■ Task item:
What you give back must match the data below character for character.

(Extracted information begins)

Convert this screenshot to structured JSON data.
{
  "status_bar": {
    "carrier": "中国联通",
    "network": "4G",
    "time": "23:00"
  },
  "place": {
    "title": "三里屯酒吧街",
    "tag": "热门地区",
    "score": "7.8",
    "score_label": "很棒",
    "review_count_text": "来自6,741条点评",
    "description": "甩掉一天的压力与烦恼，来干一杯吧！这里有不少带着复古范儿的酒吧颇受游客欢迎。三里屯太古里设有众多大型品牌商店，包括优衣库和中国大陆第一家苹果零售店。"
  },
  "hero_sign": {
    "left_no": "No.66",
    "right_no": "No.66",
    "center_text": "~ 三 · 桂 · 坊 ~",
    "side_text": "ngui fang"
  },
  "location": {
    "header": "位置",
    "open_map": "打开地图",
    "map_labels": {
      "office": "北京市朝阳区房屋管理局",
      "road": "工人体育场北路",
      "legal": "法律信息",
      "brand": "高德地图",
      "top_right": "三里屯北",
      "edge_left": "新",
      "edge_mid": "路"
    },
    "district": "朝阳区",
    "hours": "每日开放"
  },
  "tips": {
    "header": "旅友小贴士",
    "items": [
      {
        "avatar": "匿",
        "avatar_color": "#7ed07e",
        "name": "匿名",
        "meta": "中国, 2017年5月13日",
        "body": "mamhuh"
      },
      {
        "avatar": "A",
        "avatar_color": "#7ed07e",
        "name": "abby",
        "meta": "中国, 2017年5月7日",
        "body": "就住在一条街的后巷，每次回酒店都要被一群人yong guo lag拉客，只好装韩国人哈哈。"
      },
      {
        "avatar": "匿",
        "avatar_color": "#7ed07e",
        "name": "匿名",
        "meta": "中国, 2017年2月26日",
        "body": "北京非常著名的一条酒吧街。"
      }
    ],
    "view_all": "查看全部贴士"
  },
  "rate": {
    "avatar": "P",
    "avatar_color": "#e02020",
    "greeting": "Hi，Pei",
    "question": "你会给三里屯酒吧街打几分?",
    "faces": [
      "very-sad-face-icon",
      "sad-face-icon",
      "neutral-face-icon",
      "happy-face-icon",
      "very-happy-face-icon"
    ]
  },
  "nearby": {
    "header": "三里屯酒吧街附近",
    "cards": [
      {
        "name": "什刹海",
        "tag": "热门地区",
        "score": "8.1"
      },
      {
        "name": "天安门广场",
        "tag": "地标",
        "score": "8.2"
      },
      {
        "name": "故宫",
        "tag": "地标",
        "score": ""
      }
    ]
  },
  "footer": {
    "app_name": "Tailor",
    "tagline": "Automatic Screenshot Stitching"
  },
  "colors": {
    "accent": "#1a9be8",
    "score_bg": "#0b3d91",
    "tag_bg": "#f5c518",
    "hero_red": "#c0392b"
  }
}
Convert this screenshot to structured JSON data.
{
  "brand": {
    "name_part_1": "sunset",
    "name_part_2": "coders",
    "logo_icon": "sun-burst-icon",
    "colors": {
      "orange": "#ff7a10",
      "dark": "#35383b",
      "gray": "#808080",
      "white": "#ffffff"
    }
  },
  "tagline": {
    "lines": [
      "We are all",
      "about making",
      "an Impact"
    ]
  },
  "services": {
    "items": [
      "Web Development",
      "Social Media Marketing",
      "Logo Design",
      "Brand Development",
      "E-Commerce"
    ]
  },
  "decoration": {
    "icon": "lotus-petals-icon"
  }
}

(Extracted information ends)

■ Exercise result:
Convert this screenshot to structured JSON data.
{
  "status_bar": {
    "carrier": "中国联通",
    "network": "4G",
    "time": "23:00"
  },
  "place": {
    "title": "三里屯酒吧街",
    "tag": "热门地区",
    "score": "7.8",
    "score_label": "很棒",
    "review_count_text": "来自6,741条点评",
    "description": "甩掉一天的压力与烦恼，来干一杯吧！这里有不少带着复古范儿的酒吧颇受游客欢迎。三里屯太古里设有众多大型品牌商店，包括优衣库和中国大陆第一家苹果零售店。"
  },
  "hero_sign": {
    "left_no": "No.66",
    "right_no": "No.66",
    "center_text": "~ 三 · 桂 · 坊 ~",
    "side_text": "ngui fang"
  },
  "location": {
    "header": "位置",
    "open_map": "打开地图",
    "map_labels": {
      "office": "北京市朝阳区房屋管理局",
      "road": "工人体育场北路",
      "legal": "法律信息",
      "brand": "高德地图",
      "top_right": "三里屯北",
      "edge_left": "新",
      "edge_mid": "路"
    },
    "district": "朝阳区",
    "hours": "每日开放"
  },
  "tips": {
    "header": "旅友小贴士",
    "items": [
      {
        "avatar": "匿",
        "avatar_color": "#7ed07e",
        "name": "匿名",
        "meta": "中国, 2017年5月13日",
        "body": "mamhuh"
      },
      {
        "avatar": "A",
        "avatar_color": "#7ed07e",
        "name": "abby",
        "meta": "中国, 2017年5月7日",
        "body": "就住在一条街的后巷，每次回酒店都要被一群人yong guo lag拉客，只好装韩国人哈哈。"
      },
      {
        "avatar": "匿",
        "avatar_color": "#7ed07e",
        "name": "匿名",
        "meta": "中国, 2017年2月26日",
        "body": "北京非常著名的一条酒吧街。"
      }
    ],
    "view_all": "查看全部贴士"
  },
  "rate": {
    "avatar": "P",
    "avatar_color": "#e02020",
    "greeting": "Hi，Pei",
    "question": "你会给三里屯酒吧街打几分?",
    "faces": [
      "very-sad-face-icon",
      "sad-face-icon",
      "neutral-face-icon",
      "happy-face-icon",
      "very-happy-face-icon"
    ]
  },
  "nearby": {
    "header": "三里屯酒吧街附近",
    "cards": [
      {
        "name": "什刹海",
        "tag": "热门地区",
        "score": "8.1"
      },
      {
        "name": "天安门广场",
        "tag": "地标",
        "score": "8.2"
      },
      {
        "name": "故宫",
        "tag": "地标",
        "score": ""
      }
    ]
  },
  "footer": {
    "app_name": "Tailor",
    "tagline": "Automatic Screenshot Stitching"
  },
  "colors": {
    "accent": "#1a9be8",
    "score_bg": "#0b3d91",
    "tag_bg": "#f5c518",
    "hero_red": "#c0392b"
  }
}
Convert this screenshot to structured JSON data.
{
  "brand": {
    "name_part_1": "sunset",
    "name_part_2": "coders",
    "logo_icon": "sun-burst-icon",
    "colors": {
      "orange": "#ff7a10",
      "dark": "#35383b",
      "gray": "#808080",
      "white": "#ffffff"
    }
  },
  "tagline": {
    "lines": [
      "We are all",
      "about making",
      "an Impact"
    ]
  },
  "services": {
    "items": [
      "Web Development",
      "Social Media Marketing",
      "Logo Design",
      "Brand Development",
      "E-Commerce"
    ]
  },
  "decoration": {
    "icon": "lotus-petals-icon"
  }
}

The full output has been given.